Native trees for improved UK upland soils and less flooding downstream?

With increases in precipitation and over-compacted soils in many UK upland areas causing elevated flood risk downstream, it is thought woodland expansion and native tree planting could offer an effective ‘Nature-based Solution’ (NbS) to the climate emergency. 

This nature based approach works on the principle that we can use natural processes to provide ‘natural flood management’ (NFM) instead of relying on costly and sometimes ineffective hard engineering approaches. There has been much debate in recent years if planting of trees might be necessary in our upland catchments.

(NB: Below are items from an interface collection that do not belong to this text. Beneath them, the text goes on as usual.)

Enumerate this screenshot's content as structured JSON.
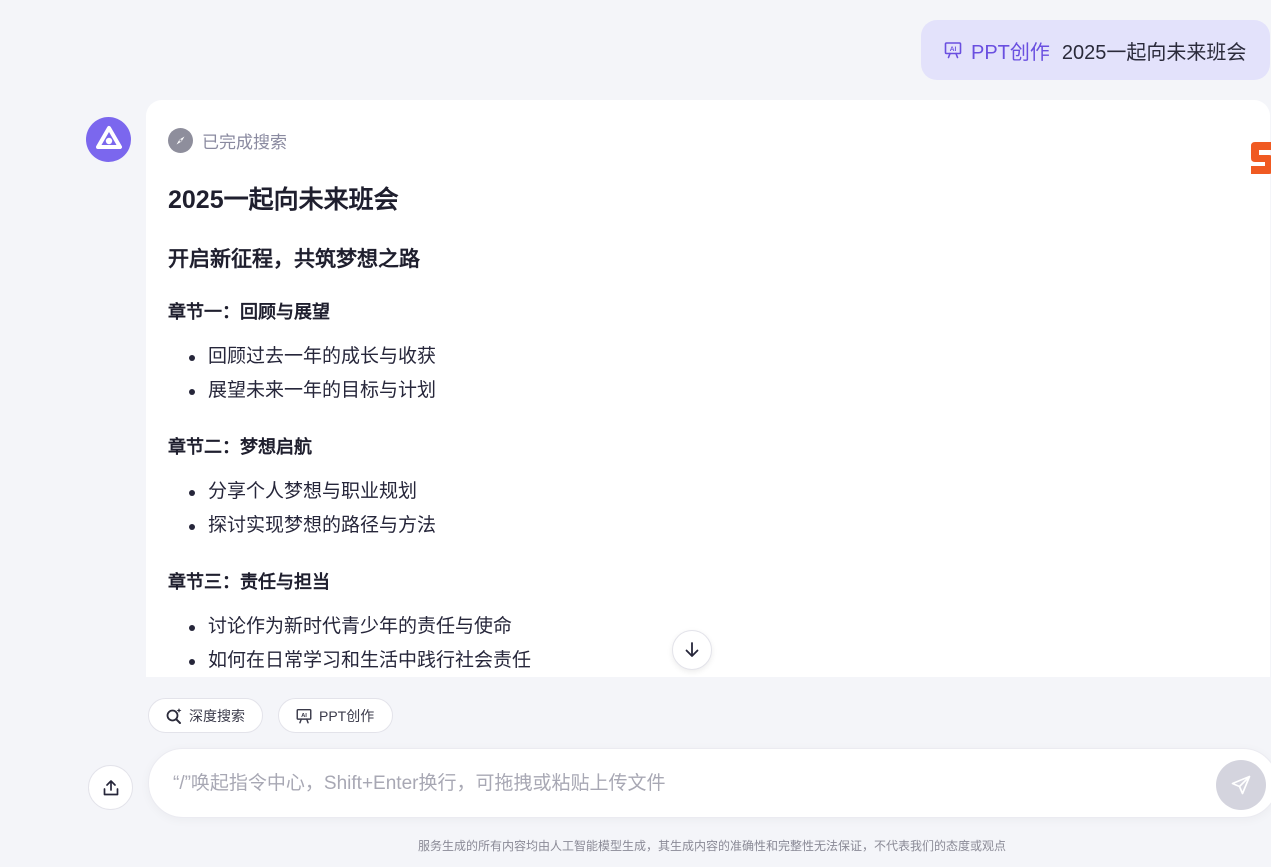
{
  "user_message": {
    "tag_label": "PPT创作",
    "tag_icon": "presentation-icon",
    "query": "2025一起向未来班会"
  },
  "assistant": {
    "avatar_icon": "assistant-logo-icon",
    "search_status": "已完成搜索",
    "title": "2025一起向未来班会",
    "subtitle": "开启新征程，共筑梦想之路",
    "sections": [
      {
        "heading": "章节一：回顾与展望",
        "items": [
          "回顾过去一年的成长与收获",
          "展望未来一年的目标与计划"
        ]
      },
      {
        "heading": "章节二：梦想启航",
        "items": [
          "分享个人梦想与职业规划",
          "探讨实现梦想的路径与方法"
        ]
      },
      {
        "heading": "章节三：责任与担当",
        "items": [
          "讨论作为新时代青少年的责任与使命",
          "如何在日常学习和生活中践行社会责任"
        ]
      }
    ]
  },
  "tools": {
    "deep_search_label": "深度搜索",
    "ppt_label": "PPT创作"
  },
  "input": {
    "placeholder": "“/”唤起指令中心，Shift+Enter换行，可拖拽或粘贴上传文件"
  },
  "disclaimer": "服务生成的所有内容均由人工智能模型生成，其生成内容的准确性和完整性无法保证，不代表我们的态度或观点",
  "colors": {
    "accent": "#6a4fe0",
    "bubble_bg": "#e3e2fb",
    "avatar_bg": "#7b67ee",
    "page_bg": "#f4f5f9",
    "send_disabled": "#d4d4de"
  }
}
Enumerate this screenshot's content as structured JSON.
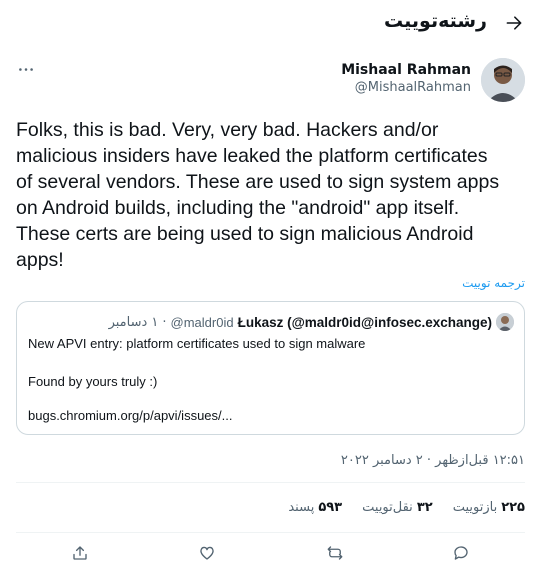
{
  "header": {
    "title": "رشته‌توییت",
    "back_icon": "arrow-right-icon"
  },
  "author": {
    "name": "Mishaal Rahman",
    "handle": "@MishaalRahman"
  },
  "tweet": {
    "lines": [
      "Folks, this is bad. Very, very bad. Hackers and/or",
      "malicious insiders have leaked the platform certificates",
      "of several vendors. These are used to sign system apps",
      "on Android builds, including the \"android\" app itself.",
      "These certs are being used to sign malicious Android",
      "apps!"
    ],
    "translate_label": "ترجمه توییت"
  },
  "quote": {
    "name": "Łukasz (@maldr0id@infosec.exchange)",
    "handle": "@maldr0id",
    "dot": "·",
    "date": "۱ دسامبر",
    "line1": "New APVI entry: platform certificates used to sign malware",
    "line2": "Found by yours truly :)",
    "line3": "bugs.chromium.org/p/apvi/issues/..."
  },
  "timestamp": "۱۲:۵۱ قبل‌ازظهر · ۲ دسامبر ۲۰۲۲",
  "stats": {
    "retweets_num": "۲۲۵",
    "retweets_label": "بازتوییت",
    "quotes_num": "۳۲",
    "quotes_label": "نقل‌توییت",
    "likes_num": "۵۹۳",
    "likes_label": "پسند"
  },
  "more_label": "···",
  "accent": "#1d9bf0"
}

Some of these upland areas, particularly those where naturally freely draining soils have been over compacted by previous heavy grazing (typically on valley slopes and now characterised by species poor acid grassland) could benefit from more native trees.  As our research paper (Murphy et al., 2021) shows the establishment of native woodland could help these soils recover for improved flood mitigation within relatively short time periods. However context is everything and we need more works which helps us understand the mechanisms controlling the NFM benefit of woodland creation, and the amount of woodland within catchments needed to reduce river flows.

You can read a summary of our research at  –

The full paper (Murphy et al., 2021) is available via –